Selection of new PSNI Deputy Chief Constable in chaos as Sinn Fein walks away
The recruitment of Northern Ireland's next Deputy Chief Constable has been thrown into chaos after republicans walked away from the process.
Sinn Fein was accused of political interference in policing and waging a vendetta against one of the force's top officers, Drew Harris, who it's claimed was favourite for the post.
Sinn Fein MLA Caitriona Ruane had been part of the Policing Board's selection panel for the £159,000 per year post.
She dramatically withdrew from that panel yesterday morning claiming "the process may have been compromised" and added that "the best course of action would be to begin a new recruitment process".
A spokesman for the Policing Board last night said: "The recruitment competition has been subject to extensive independent oversight and scrutiny at all stages. Any suggestion that the process may have been compromised is firmly rejected."
However, this newspaper has been told concerns were only raised when it emerged Mr Harris, who heads up the PSNI's Crime Operations, was the clear frontrunner for the post.
Sources said the two candidates for the job, current Assistant Chief Constables Mr Harris and Will Kerr, both attained the relevant scores during last week's selection competition after which the new deputy was to be announced.
Afterwards a huge row erupted among Policing Board members, which was said to have lasted for almost 90 minutes.
During the heated exchanges it is claimed Ms Ruane argued that it was her belief neither candidate was suitable for the role.
The Policing Board declined to comment on the claims and what impact on the recruitment process Sinn Fein's withdrawal will have.
That was last night dismissed by Ms Ruane, who said: "I want to make it clear that none of my concerns reflect in any way on either of the two senior officers involved. They are clearly not at fault here.
"I have noted comments from other members of the board in what seems to be an effort to circle the wagons."
Opinion is split on whether a Deputy Chief Constable can now be appointed without the support of Sinn Fein.
"It stinks," one source said.
"There was one clear leader who should have been appointed, but Sinn Fein kicked off an argument that neither had performed a good interview, yet they both had received the appointable mark.
"On a split vote it was agreed to re-interview the two individuals."
The source said there was a perception within the board of a Sinn Fein agenda against Mr Harris.
In May the Belfast Telegraph exclusively revealed Mr Harris – who signed off on Gerry Adams' arrest for questioning over the IRA murder of Jean McConville in 1972 – was facing a backlash from Sinn Fein. Mr Adams denied any wrongdoing and was released without charge.
Deputy First Minister Martin McGuinness blamed the "dark side" of policing for the arrest of Mr Adams.
Mr McGuinness claimed the move was "politically motivated" and said his party and peace process were being "targeted".

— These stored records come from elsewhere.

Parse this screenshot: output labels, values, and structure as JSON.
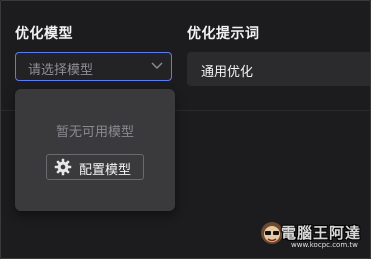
{
  "labels": {
    "model": "优化模型",
    "prompt": "优化提示词"
  },
  "model_select": {
    "placeholder": "请选择模型",
    "chevron_icon": "chevron-down-icon"
  },
  "prompt_select": {
    "value": "通用优化"
  },
  "dropdown": {
    "empty_text": "暂无可用模型",
    "config_button": {
      "label": "配置模型",
      "icon": "gear-icon"
    }
  },
  "watermark": {
    "brand": "電腦王阿達",
    "url": "www.kocpc.com.tw"
  },
  "colors": {
    "background": "#1c1c1e",
    "accent_border": "#5b7cf0",
    "dropdown_bg": "#3a3a3d",
    "input_bg": "#2b2b2e"
  }
}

Then Chief Constable Matt Baggott spoke out in his colleague's defence. "He is, ultimately, one of the most professional police officers that I have ever worked with," he said.
The post of PSNI Deputy Chief Constable became vacant when Judith Gillespie announced her retirement in March.
Alistair Finlay was appointed as interim deputy after indicating he would not apply for the job on a full-time basis, as it was felt any temporary appointee to the post would have an unfair advantage.
Drew Harris served around 16 years in the RUC before going on secondment to Her Majesty's Inspectorate of Constabulary in 2000. He returned in 2002.